About a year ago, I read a blog post, (I wish I could remember who wrote it, I owe them a 'thank you') where the author wrote that he 'no longer supported PCs.' At the time, I thought this was amusing. The vast majority of people that I know own PCs. I've been the local tech support for as long as I can remember. Heck – I was the IT department at my middle school. I've been supporting and fixing people's PCs so much that its just expected that I can fix anything in real short order. (Sometimes I can, sometimes not.)
Reading the post, I admired the author's undertaking, but didn't think it could ever apply to me. There were just too many people that I knew that owned PCs. I kind of liked helping them out.
However, in the last 6 months a large number of people I know have been making the switch – to the point where I'm no longer the oddball out when I pull out my MacBook.
So, about a month ago, I decided to start to tell people that I just don't support PCs anymore. If they need help, they're more than welcome to go see mutual friend here and get help, I "don't support PCs." Of course, if they wanted to go buy a Mac, I'd be happy to help them with any questions they might have.
I thought for a while that this would be a real turn-off for people. They might think that I was purposefully being unhelpful, or mean, or whatever. After all, it's not like I can't fix their issue, just that I won't. To my surprise, the reactions have been mostly: "Well, you're a bit of a Mac snob, but you're right, Macs are better. I'll go talk to _ until I get a Mac."

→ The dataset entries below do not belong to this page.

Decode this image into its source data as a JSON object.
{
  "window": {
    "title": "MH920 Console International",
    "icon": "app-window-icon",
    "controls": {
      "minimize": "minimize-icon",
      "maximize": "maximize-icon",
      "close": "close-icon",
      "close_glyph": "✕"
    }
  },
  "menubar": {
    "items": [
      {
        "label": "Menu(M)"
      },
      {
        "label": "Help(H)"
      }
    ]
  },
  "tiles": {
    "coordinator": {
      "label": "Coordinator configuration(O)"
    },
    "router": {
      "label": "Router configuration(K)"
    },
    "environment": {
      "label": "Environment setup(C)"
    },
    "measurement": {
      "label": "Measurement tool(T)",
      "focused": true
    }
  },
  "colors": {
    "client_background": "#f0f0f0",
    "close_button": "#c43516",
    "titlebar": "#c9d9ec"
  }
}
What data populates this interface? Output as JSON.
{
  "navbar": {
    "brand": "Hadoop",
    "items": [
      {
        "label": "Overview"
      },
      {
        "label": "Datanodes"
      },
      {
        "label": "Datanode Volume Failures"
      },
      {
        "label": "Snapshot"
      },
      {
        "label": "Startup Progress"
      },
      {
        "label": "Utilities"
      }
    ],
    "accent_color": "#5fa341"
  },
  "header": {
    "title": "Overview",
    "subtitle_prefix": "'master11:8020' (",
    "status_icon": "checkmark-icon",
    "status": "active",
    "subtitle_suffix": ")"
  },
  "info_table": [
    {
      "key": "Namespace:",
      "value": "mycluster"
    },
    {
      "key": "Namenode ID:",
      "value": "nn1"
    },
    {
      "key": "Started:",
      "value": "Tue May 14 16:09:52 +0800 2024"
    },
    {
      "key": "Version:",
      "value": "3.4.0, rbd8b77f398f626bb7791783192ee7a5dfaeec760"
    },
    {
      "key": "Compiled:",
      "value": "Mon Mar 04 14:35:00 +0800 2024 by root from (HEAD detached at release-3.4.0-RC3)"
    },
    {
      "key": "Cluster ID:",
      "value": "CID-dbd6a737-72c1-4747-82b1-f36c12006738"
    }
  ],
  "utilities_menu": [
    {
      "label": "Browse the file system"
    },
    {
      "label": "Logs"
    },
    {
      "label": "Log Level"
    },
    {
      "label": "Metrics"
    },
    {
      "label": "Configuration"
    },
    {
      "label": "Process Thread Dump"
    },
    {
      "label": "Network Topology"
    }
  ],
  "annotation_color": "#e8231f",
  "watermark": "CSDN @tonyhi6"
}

Moral of the story: Not supporting PCs has made my life much easier. I have less headaches, and people seem generally open to getting a Mac.

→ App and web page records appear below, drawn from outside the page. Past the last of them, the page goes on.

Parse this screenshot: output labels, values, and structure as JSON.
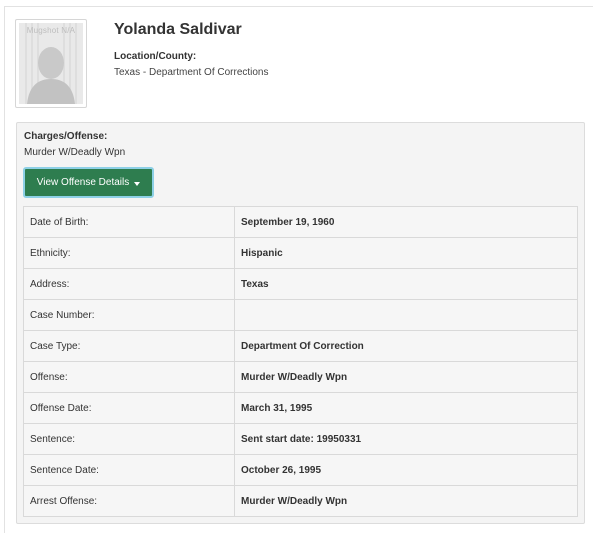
{
  "profile": {
    "mugshot_caption": "Mugshot N/A",
    "name": "Yolanda Saldivar",
    "location_label": "Location/County:",
    "location_value": "Texas - Department Of Corrections"
  },
  "charges": {
    "label": "Charges/Offense:",
    "value": "Murder W/Deadly Wpn",
    "button_label": "View Offense Details"
  },
  "details": [
    {
      "key": "Date of Birth:",
      "value": "September 19, 1960"
    },
    {
      "key": "Ethnicity:",
      "value": "Hispanic"
    },
    {
      "key": "Address:",
      "value": "Texas"
    },
    {
      "key": "Case Number:",
      "value": ""
    },
    {
      "key": "Case Type:",
      "value": "Department Of Correction"
    },
    {
      "key": "Offense:",
      "value": "Murder W/Deadly Wpn"
    },
    {
      "key": "Offense Date:",
      "value": "March 31, 1995"
    },
    {
      "key": "Sentence:",
      "value": "Sent start date: 19950331"
    },
    {
      "key": "Sentence Date:",
      "value": "October 26, 1995"
    },
    {
      "key": "Arrest Offense:",
      "value": "Murder W/Deadly Wpn"
    }
  ],
  "colors": {
    "button_bg": "#2e7d4f",
    "button_focus_ring": "#8dd0e6",
    "panel_bg": "#f4f4f4"
  },
  "icons": {
    "mugshot": "person-silhouette-icon",
    "dropdown": "caret-down-icon"
  }
}
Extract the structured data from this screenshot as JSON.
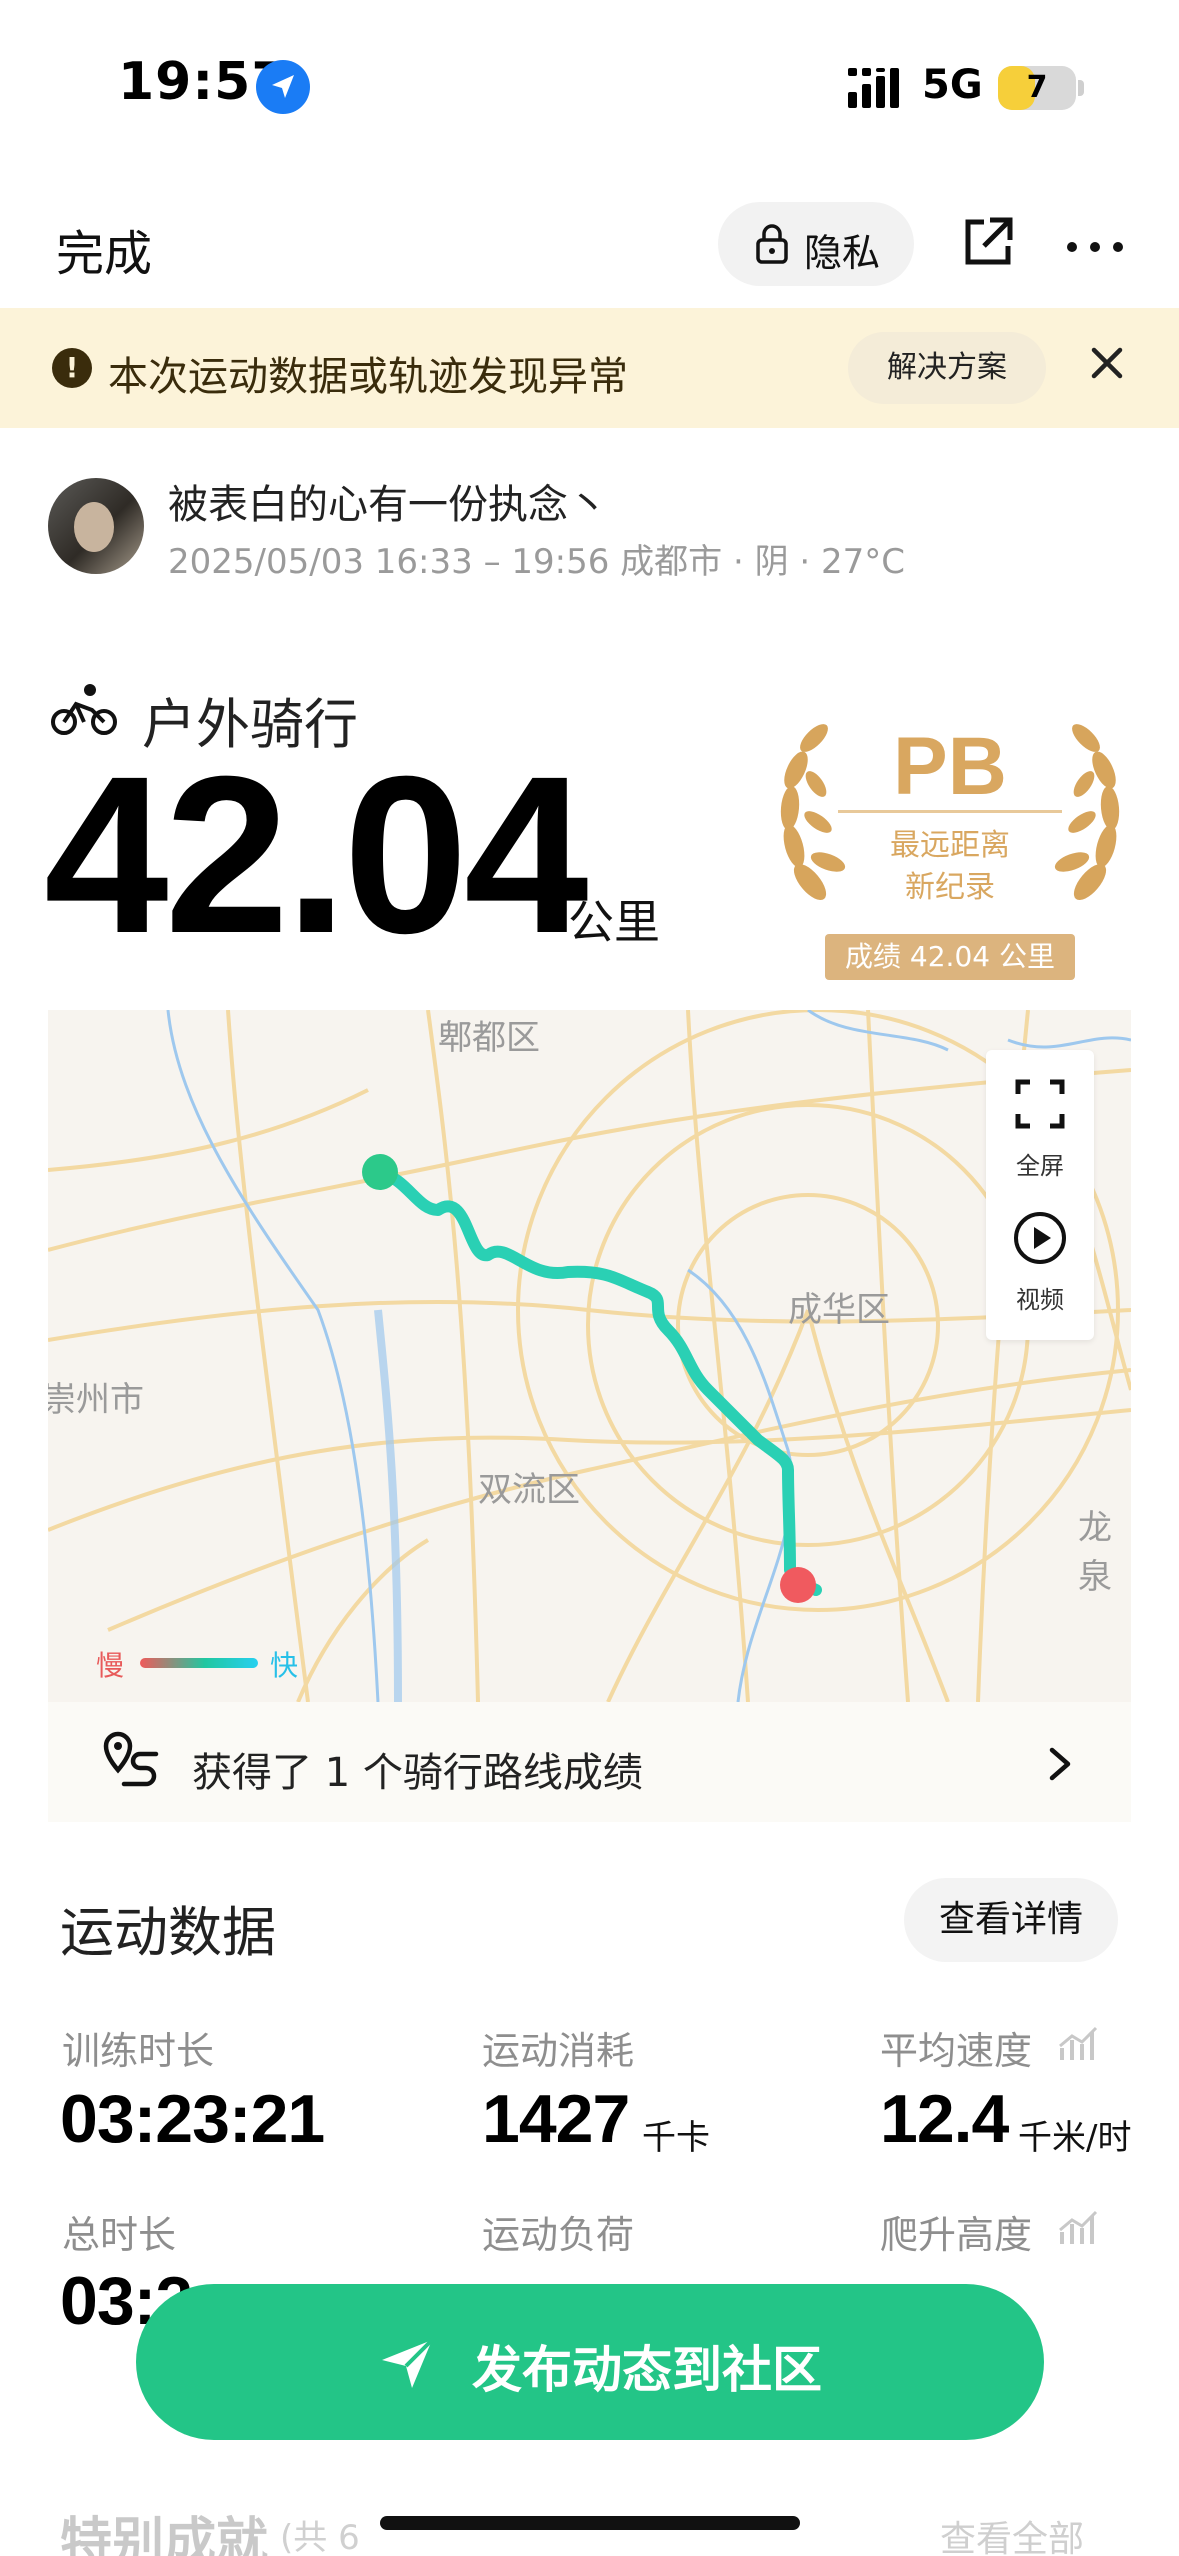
{
  "status_bar": {
    "time": "19:57",
    "network": "5G",
    "battery": "7",
    "battery_percent": 7
  },
  "header": {
    "done_label": "完成",
    "privacy_label": "隐私"
  },
  "warning": {
    "text": "本次运动数据或轨迹发现异常",
    "button_label": "解决方案"
  },
  "user": {
    "name": "被表白的心有一份执念丶",
    "meta": "2025/05/03 16:33 – 19:56 成都市 · 阴 · 27°C"
  },
  "activity": {
    "type": "户外骑行",
    "distance": "42.04",
    "distance_unit": "公里"
  },
  "pb_badge": {
    "title": "PB",
    "line1": "最远距离",
    "line2": "新纪录",
    "result": "成绩 42.04 公里"
  },
  "map": {
    "labels": {
      "pidu": "郫都区",
      "chenghua": "成华区",
      "chongzhou": "崇州市",
      "shuangliu": "双流区",
      "longquan": "龙泉"
    },
    "controls": {
      "fullscreen_label": "全屏",
      "video_label": "视频"
    },
    "legend": {
      "slow": "慢",
      "fast": "快"
    },
    "colors": {
      "start": "#2cc98a",
      "end": "#f05a5f",
      "track": "#2ad0b4"
    }
  },
  "route_achievement": {
    "text": "获得了 1 个骑行路线成绩"
  },
  "stats": {
    "title": "运动数据",
    "details_label": "查看详情",
    "items": [
      {
        "label": "训练时长",
        "value": "03:23:21",
        "unit": ""
      },
      {
        "label": "运动消耗",
        "value": "1427",
        "unit": "千卡"
      },
      {
        "label": "平均速度",
        "value": "12.4",
        "unit": "千米/时"
      },
      {
        "label": "总时长",
        "value": "03:2",
        "unit": ""
      },
      {
        "label": "运动负荷",
        "value": "",
        "unit": ""
      },
      {
        "label": "爬升高度",
        "value": "",
        "unit": ""
      }
    ]
  },
  "publish": {
    "label": "发布动态到社区"
  },
  "bottom": {
    "section_label": "特别成就",
    "section_count": "(共 6",
    "view_all": "查看全部"
  }
}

Sidenote: Macs now hold a 6.5% market share – up from 4.4% where it's been hovering for years.